The Florida Senate passed a bill Tuesday that would prohibit “classroom discussion about sexual orientation or gender identity” in the state’s primary schools. The measure, dubbed the “Don’t Say Gay” bill by its opponents, was passed by the state House last month and now heads to Republican Gov. Ron DeSantis, who has previously expressed support for it.
“This is going to endanger the safety of our LGBTQ students and adolescents,” Sen. Annette Taddeo, a Democrat, said during Tuesday’s debate. “We will not stop until this state moves forward and actually values everyone in it, everyone no matter their sexual orientation.”
The Parental Rights in Education bill, which was passed in both legislative bodies largely along party lines, has added fuel to the latest American culture war, which has put students in its crosshairs with a combination of book bans, Pride flag removals and bills targeting LGBTQ youth. The measure has even grabbed the attention of international newspapers, Hollywood actors and the White House.
Supporters of the bill say it’s about allowing parents to have control over their children’s education, while opponents say it unfairly targets the LGBTQ community.
“This bill says parents your right to raise your children does not end when they walk into a classroom. This bill recognizes that parents are not the enemy,” Republican Sen. Danny Burgess said ahead of the 22-17 vote on Tuesday. “The bill simply says that there should be an age limit on certain discussions, it’s not a new concept, nor is it radical.”
The measure bans “classroom instruction by school personnel or third parties on sexual orientation or gender identity” in kindergarten through third grade. It also prohibits such teaching “in a manner that is not age appropriate or developmentally appropriate for students,” which critics say could be interpreted to extend to all grade levels. Parents can sue school districts for alleged violations.
In a tearful address to the Senate on Monday, Democrat Shevrin Jones, the first openly gay Florida state senator, urged his colleagues to narrow the bill’s language to say instruction should not be “intended to change a student’s sexual orientation or gender identity.”
“I ask that you open up your hearts just a tad bit,” he said, noting the name-calling and shunning he had faced as a gay man. “Please, do no harm.”
Jones’ proposed amendment failed.
Last week, students across Florida staged school walkouts in protest against the bill, which they decried as the state’s latest measure to limit the rights of LGBTQ students.
“The language and the supporters of the bill and the rhetoric around the bill really shows what this bill is, and it’s an attempt to hurt queer people like me,” high school senior Jack Petocz said.
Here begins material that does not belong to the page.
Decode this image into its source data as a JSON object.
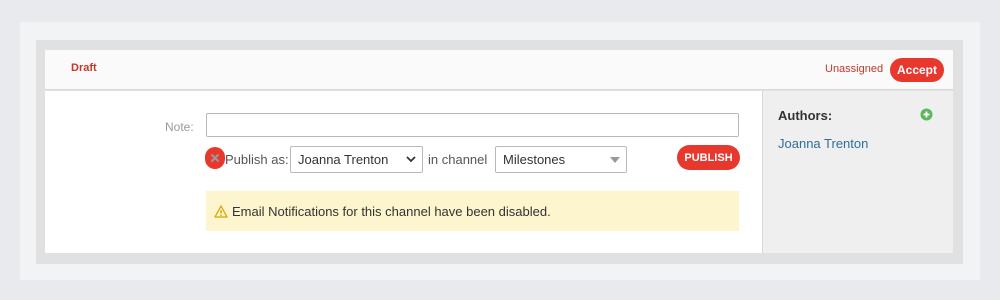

Petocz, who organized the statewide protests through social media, told NBC News he was suspended “indefinitely” for distributing 200 Pride flags for the rally after having been advised not to do so by the principal.
The bill’s fate is now with DeSantis, who signaled his support for the measure for at least the second time when questioned by a reporter Monday.
“We’re going to make sure that parents are able to send their kid to kindergarten without having some of this stuff injected into their school curriculum,” he said.
Education Secretary Miguel Cardona condemned the bill in a statement Tuesday. He said that parents are looking to national, state and district leaders to support students and help them recover from the pandemic by providing academic and mental health support.
“Instead, leaders in Florida are prioritizing hateful bills that hurt some of the students most in need,” Cardona said. “The Department of Education has made clear that all schools receiving federal funding must follow federal civil rights law, including Title IX’s protections against discrimination based on sexual orientation and gender identity. We stand with our LGBTQ+ students in Florida and across the country, and urge Florida leaders to make sure all their students are protected and supported.”
If DeSantis signs the bill, it would go into effect July 1.
Matt Lavietes contributed.